Victory is yours! The Masks of Mayhem will not be released upon the land - at any rate, not in your lifetime...

Ask for an example of the A Winner Is You trope in any adventure gamebook, and that example is bound to come up time and again. But that sentence and a half by itself is not the whole story. We need to go back a little further in the book to understand why the ending of Masks of Mayhem is what it is.

Monday, 7 October 2019


So. Did you know that Garfield didn't really start in 1978? For over two years before that, it existed in Jim Davis' local newspaper as Jon, which, as we can see from the surviving strips, was basically the exact same premise, only Mr Arbuckle was the lead character, not his cat, and indeed many Jon strips were subsequently redone for Garfield.

The fact that Jon even ever existed at all is a very recent discovery - in fact, it dates to July of this year. (The video linked to in that article chronicles how the strips were discovered, and is well worth checking out.) Prior to that, it seems Jon had been completely expunged from the record, not being mentioned in any known history of Garfield. This isn't just obscure, it was completely unknown about until a few months back. Given it is a fairly important part of the strip's history, one wonders why - a deliberate decision from Jim Davis? Gnorm Gnat strips are obscure, sure, but we at least knew they existed...

Sunday, 6 October 2019

27 on 4

The end of the year approaches. Christmas decorations start appearing in the shops. Fireworks go off with increasing frequency. Channel 4 gets the rights to a new-to-terrestrial season of The Simpsons, as first shown on Sky One four years ago.

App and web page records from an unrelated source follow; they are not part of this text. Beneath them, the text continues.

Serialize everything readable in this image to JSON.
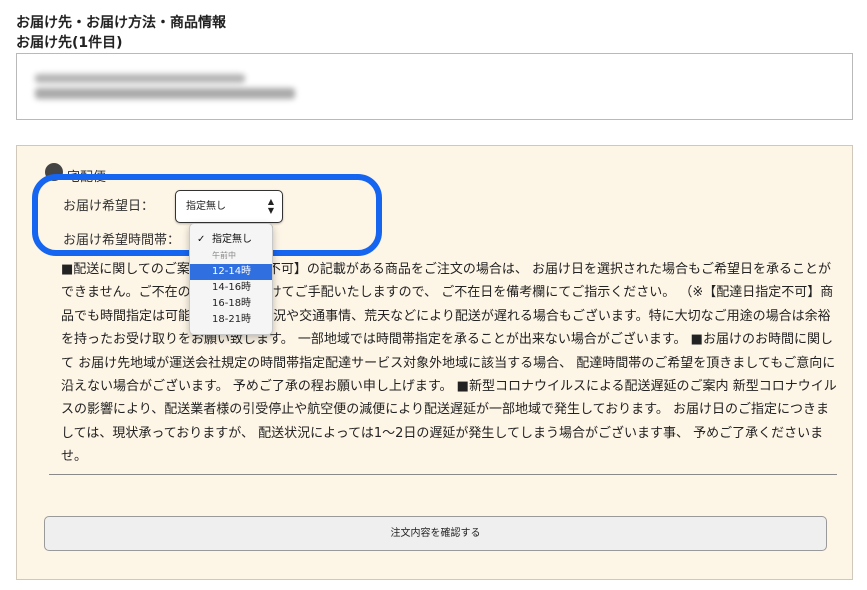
{
  "section": {
    "title": "お届け先・お届け方法・商品情報",
    "subtitle": "お届け先(1件目)"
  },
  "delivery": {
    "method_label": "宅配便",
    "date_label": "お届け希望日：",
    "date_selected": "指定無し",
    "time_label": "お届け希望時間帯：",
    "time_options": [
      {
        "label": "指定無し",
        "selected": true
      },
      {
        "label": "午前中"
      },
      {
        "label": "12-14時",
        "highlighted": true
      },
      {
        "label": "14-16時"
      },
      {
        "label": "16-18時"
      },
      {
        "label": "18-21時"
      }
    ],
    "notice": "■配送に関してのご案内【日付指定不可】の記載がある商品をご注文の場合は、 お届け日を選択された場合もご希望日を承ることができません。ご不在のお日にちは避けてご手配いたしますので、 ご不在日を備考欄にてご指示ください。 （※【配達日指定不可】商品でも時間指定は可能です） 在庫状況や交通事情、荒天などにより配送が遅れる場合もございます。特に大切なご用途の場合は余裕を持ったお受け取りをお願い致します。 一部地域では時間帯指定を承ることが出来ない場合がございます。 ■お届けのお時間に関して お届け先地域が運送会社規定の時間帯指定配達サービス対象外地域に該当する場合、 配達時間帯のご希望を頂きましてもご意向に沿えない場合がございます。 予めご了承の程お願い申し上げます。 ■新型コロナウイルスによる配送遅延のご案内 新型コロナウイルスの影響により、配送業者様の引受停止や航空便の減便により配送遅延が一部地域で発生しております。 お届け日のご指定につきましては、現状承っておりますが、 配送状況によっては1〜2日の遅延が発生してしまう場合がございます事、 予めご了承くださいませ。"
  },
  "actions": {
    "confirm_label": "注文内容を確認する"
  },
  "colors": {
    "panel_bg": "#fdf5e6",
    "highlight_ring": "#1565f0",
    "option_highlight": "#2f6fe0"
  }
}
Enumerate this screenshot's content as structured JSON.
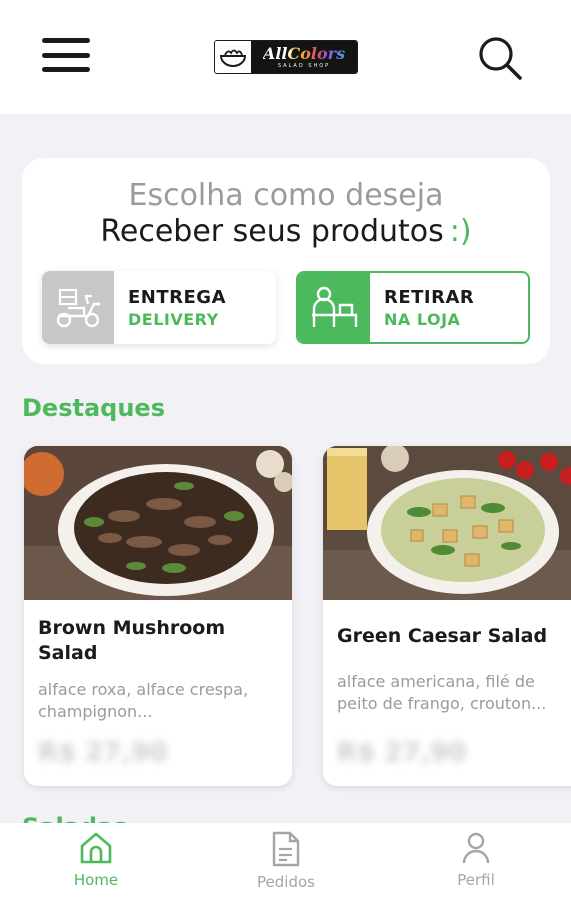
{
  "header": {
    "logo": {
      "brand": "AllColors",
      "tagline": "SALAD SHOP"
    },
    "menu_icon": "hamburger-icon",
    "search_icon": "search-icon"
  },
  "choice": {
    "title": "Escolha como deseja",
    "subtitle": "Receber seus produtos",
    "smile": ":)",
    "options": [
      {
        "main": "ENTREGA",
        "second": "DELIVERY",
        "icon": "scooter-icon",
        "selected": false
      },
      {
        "main": "RETIRAR",
        "second": "NA LOJA",
        "icon": "store-pickup-icon",
        "selected": true
      }
    ]
  },
  "highlights": {
    "title": "Destaques",
    "products": [
      {
        "name": "Brown Mushroom Salad",
        "description": "alface roxa, alface crespa, champignon...",
        "price": "R$ 27,90"
      },
      {
        "name": "Green Caesar Salad",
        "description": "alface americana, filé de peito de frango, crouton...",
        "price": "R$ 27,90"
      }
    ]
  },
  "next_section": {
    "title": "Saladas"
  },
  "bottom_nav": {
    "items": [
      {
        "label": "Home",
        "icon": "home-icon",
        "active": true
      },
      {
        "label": "Pedidos",
        "icon": "document-icon",
        "active": false
      },
      {
        "label": "Perfil",
        "icon": "user-icon",
        "active": false
      }
    ]
  },
  "colors": {
    "accent": "#4cba5c",
    "background": "#f2f2f6",
    "muted_text": "#9b9b9b"
  }
}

On past form, that last one - this time being the debut of Season 27 - should start roughly about mid-November, in the tried-and-tested slot of weekdays at 6pm, so keep an eye on The Simpsons Archive's UK scheduling page for exact details. (Thanks to Wesley Mead, maintainer of that page, for helping out with a few details in this article.) If you do happen to watch Channel 4's debut of the 2015-16 season, here are a few things to watch out for - principally possible censorship cuts, but also other geeky notes of interest.